- _App and web page records_:
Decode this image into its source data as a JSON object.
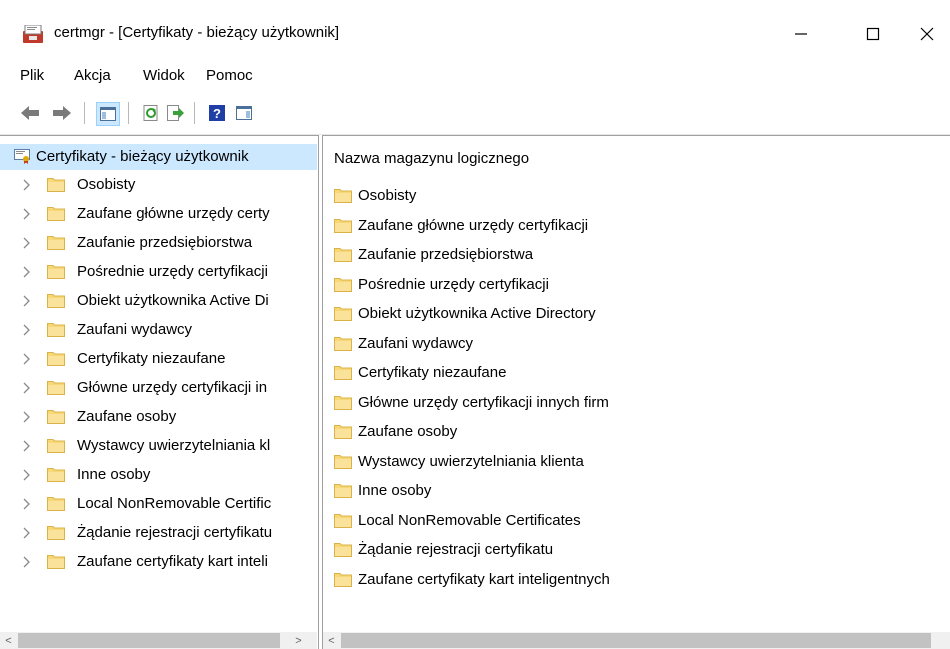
{
  "window": {
    "title": "certmgr - [Certyfikaty - bieżący użytkownik]",
    "icon": "certificate-manager-icon",
    "controls": [
      "minimize-icon",
      "maximize-icon",
      "close-icon"
    ]
  },
  "menu": {
    "items": [
      {
        "label": "Plik"
      },
      {
        "label": "Akcja"
      },
      {
        "label": "Widok"
      },
      {
        "label": "Pomoc"
      }
    ]
  },
  "toolbar": {
    "buttons": [
      "back-arrow-icon",
      "forward-arrow-icon",
      "show-hide-console-tree-icon",
      "refresh-icon",
      "export-list-icon",
      "help-icon",
      "show-hide-action-pane-icon"
    ]
  },
  "tree": {
    "root_label": "Certyfikaty - bieżący użytkownik",
    "items": [
      {
        "label": "Osobisty"
      },
      {
        "label": "Zaufane główne urzędy certy"
      },
      {
        "label": "Zaufanie przedsiębiorstwa"
      },
      {
        "label": "Pośrednie urzędy certyfikacji"
      },
      {
        "label": "Obiekt użytkownika Active Di"
      },
      {
        "label": "Zaufani wydawcy"
      },
      {
        "label": "Certyfikaty niezaufane"
      },
      {
        "label": "Główne urzędy certyfikacji in"
      },
      {
        "label": "Zaufane osoby"
      },
      {
        "label": "Wystawcy uwierzytelniania kl"
      },
      {
        "label": "Inne osoby"
      },
      {
        "label": "Local NonRemovable Certific"
      },
      {
        "label": "Żądanie rejestracji certyfikatu"
      },
      {
        "label": "Zaufane certyfikaty kart inteli"
      }
    ]
  },
  "list": {
    "column_header": "Nazwa magazynu logicznego",
    "items": [
      {
        "label": "Osobisty"
      },
      {
        "label": "Zaufane główne urzędy certyfikacji"
      },
      {
        "label": "Zaufanie przedsiębiorstwa"
      },
      {
        "label": "Pośrednie urzędy certyfikacji"
      },
      {
        "label": "Obiekt użytkownika Active Directory"
      },
      {
        "label": "Zaufani wydawcy"
      },
      {
        "label": "Certyfikaty niezaufane"
      },
      {
        "label": "Główne urzędy certyfikacji innych firm"
      },
      {
        "label": "Zaufane osoby"
      },
      {
        "label": "Wystawcy uwierzytelniania klienta"
      },
      {
        "label": "Inne osoby"
      },
      {
        "label": "Local NonRemovable Certificates"
      },
      {
        "label": "Żądanie rejestracji certyfikatu"
      },
      {
        "label": "Zaufane certyfikaty kart inteligentnych"
      }
    ]
  },
  "colors": {
    "selection": "#cce8ff",
    "folder": "#f8d775",
    "pane_border": "#a0a0a0"
  }
}
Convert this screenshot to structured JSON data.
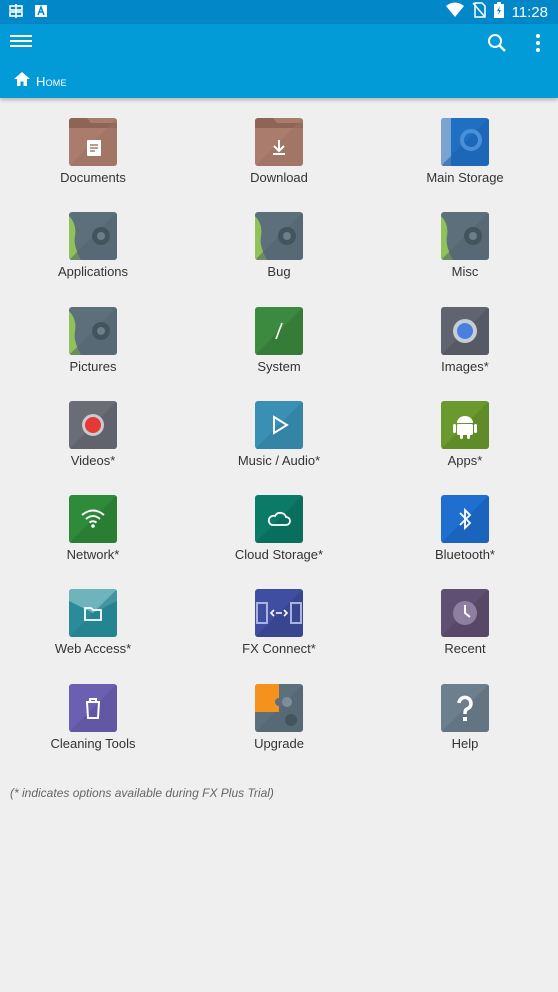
{
  "status_bar": {
    "time": "11:28"
  },
  "breadcrumb": {
    "label": "Home"
  },
  "tiles": [
    {
      "label": "Documents",
      "icon": "documents-folder-icon",
      "color": "#a97c6d"
    },
    {
      "label": "Download",
      "icon": "download-folder-icon",
      "color": "#a97c6d"
    },
    {
      "label": "Main Storage",
      "icon": "main-storage-icon",
      "color": "#1f6fc2"
    },
    {
      "label": "Applications",
      "icon": "applications-icon",
      "color": "#5c6f7b"
    },
    {
      "label": "Bug",
      "icon": "bug-icon",
      "color": "#5c6f7b"
    },
    {
      "label": "Misc",
      "icon": "misc-icon",
      "color": "#5c6f7b"
    },
    {
      "label": "Pictures",
      "icon": "pictures-icon",
      "color": "#5c6f7b"
    },
    {
      "label": "System",
      "icon": "system-icon",
      "color": "#3b8a3f"
    },
    {
      "label": "Images*",
      "icon": "images-icon",
      "color": "#5f6470"
    },
    {
      "label": "Videos*",
      "icon": "videos-icon",
      "color": "#6a6d75"
    },
    {
      "label": "Music / Audio*",
      "icon": "music-audio-icon",
      "color": "#3a90b4"
    },
    {
      "label": "Apps*",
      "icon": "apps-android-icon",
      "color": "#6a9a2e"
    },
    {
      "label": "Network*",
      "icon": "network-wifi-icon",
      "color": "#2e8b3a"
    },
    {
      "label": "Cloud Storage*",
      "icon": "cloud-storage-icon",
      "color": "#0b7a66"
    },
    {
      "label": "Bluetooth*",
      "icon": "bluetooth-icon",
      "color": "#1e6fd0"
    },
    {
      "label": "Web Access*",
      "icon": "web-access-icon",
      "color": "#2a8b99"
    },
    {
      "label": "FX Connect*",
      "icon": "fx-connect-icon",
      "color": "#3f4ea0"
    },
    {
      "label": "Recent",
      "icon": "recent-clock-icon",
      "color": "#5f4f72"
    },
    {
      "label": "Cleaning Tools",
      "icon": "trash-icon",
      "color": "#6a5fb0"
    },
    {
      "label": "Upgrade",
      "icon": "upgrade-puzzle-icon",
      "color": "#5c6f7b"
    },
    {
      "label": "Help",
      "icon": "help-icon",
      "color": "#6c7f8c"
    }
  ],
  "footnote": "(* indicates options available during FX Plus Trial)"
}
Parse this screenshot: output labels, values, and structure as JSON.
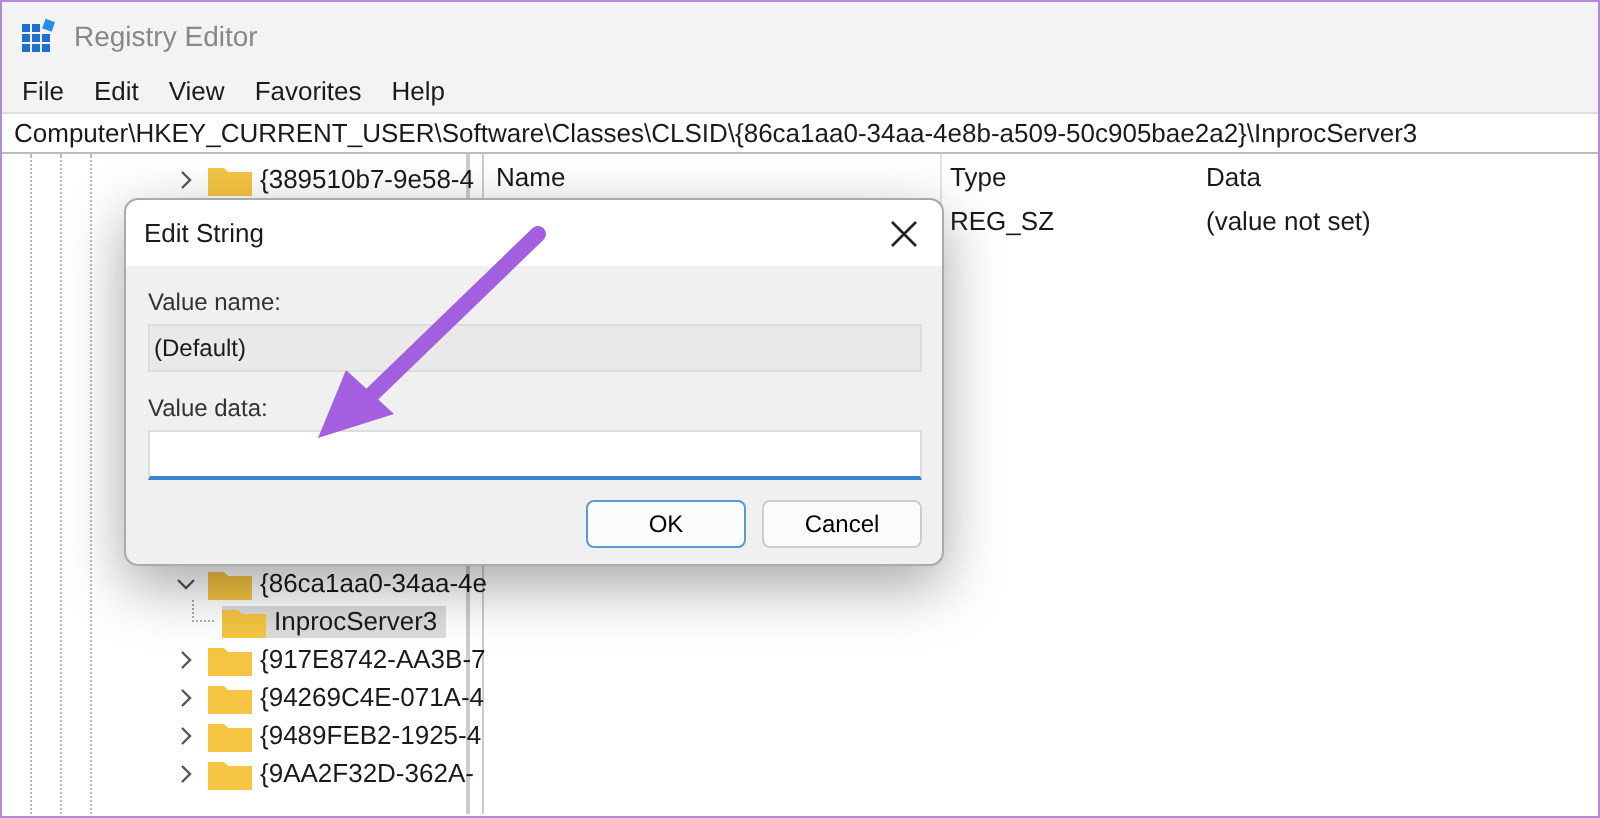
{
  "window": {
    "title": "Registry Editor"
  },
  "menu": [
    {
      "label": "File"
    },
    {
      "label": "Edit"
    },
    {
      "label": "View"
    },
    {
      "label": "Favorites"
    },
    {
      "label": "Help"
    }
  ],
  "address_bar": {
    "value": "Computer\\HKEY_CURRENT_USER\\Software\\Classes\\CLSID\\{86ca1aa0-34aa-4e8b-a509-50c905bae2a2}\\InprocServer3"
  },
  "tree_top": [
    {
      "label": "{389510b7-9e58-4",
      "expanded": false,
      "selected": false
    }
  ],
  "tree": [
    {
      "label": "{86ca1aa0-34aa-4e",
      "expanded": true,
      "selected": false,
      "children": [
        {
          "label": "InprocServer3",
          "selected": true
        }
      ]
    },
    {
      "label": "{917E8742-AA3B-7",
      "expanded": false,
      "selected": false
    },
    {
      "label": "{94269C4E-071A-4",
      "expanded": false,
      "selected": false
    },
    {
      "label": "{9489FEB2-1925-4",
      "expanded": false,
      "selected": false
    },
    {
      "label": "{9AA2F32D-362A-",
      "expanded": false,
      "selected": false
    }
  ],
  "table": {
    "columns": [
      "Name",
      "Type",
      "Data"
    ],
    "rows": [
      {
        "type": "REG_SZ",
        "data": "(value not set)"
      }
    ]
  },
  "dialog": {
    "title": "Edit String",
    "value_name_label": "Value name:",
    "value_name": "(Default)",
    "value_data_label": "Value data:",
    "buttons": [
      {
        "label": "OK",
        "default": true
      },
      {
        "label": "Cancel",
        "default": false
      }
    ]
  }
}
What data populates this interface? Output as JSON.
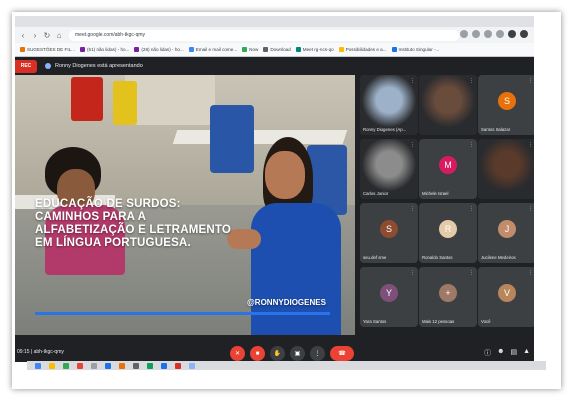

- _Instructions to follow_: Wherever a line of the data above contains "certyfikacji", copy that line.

- _Response below_:
        "label": "Pośrednie urzędy certyfikacji"
        "label": "Główne urzędy certyfikacji in"
        "label": "Zaufane główne urzędy certyfikacji"
        "label": "Pośrednie urzędy certyfikacji"
        "label": "Główne urzędy certyfikacji innych firm"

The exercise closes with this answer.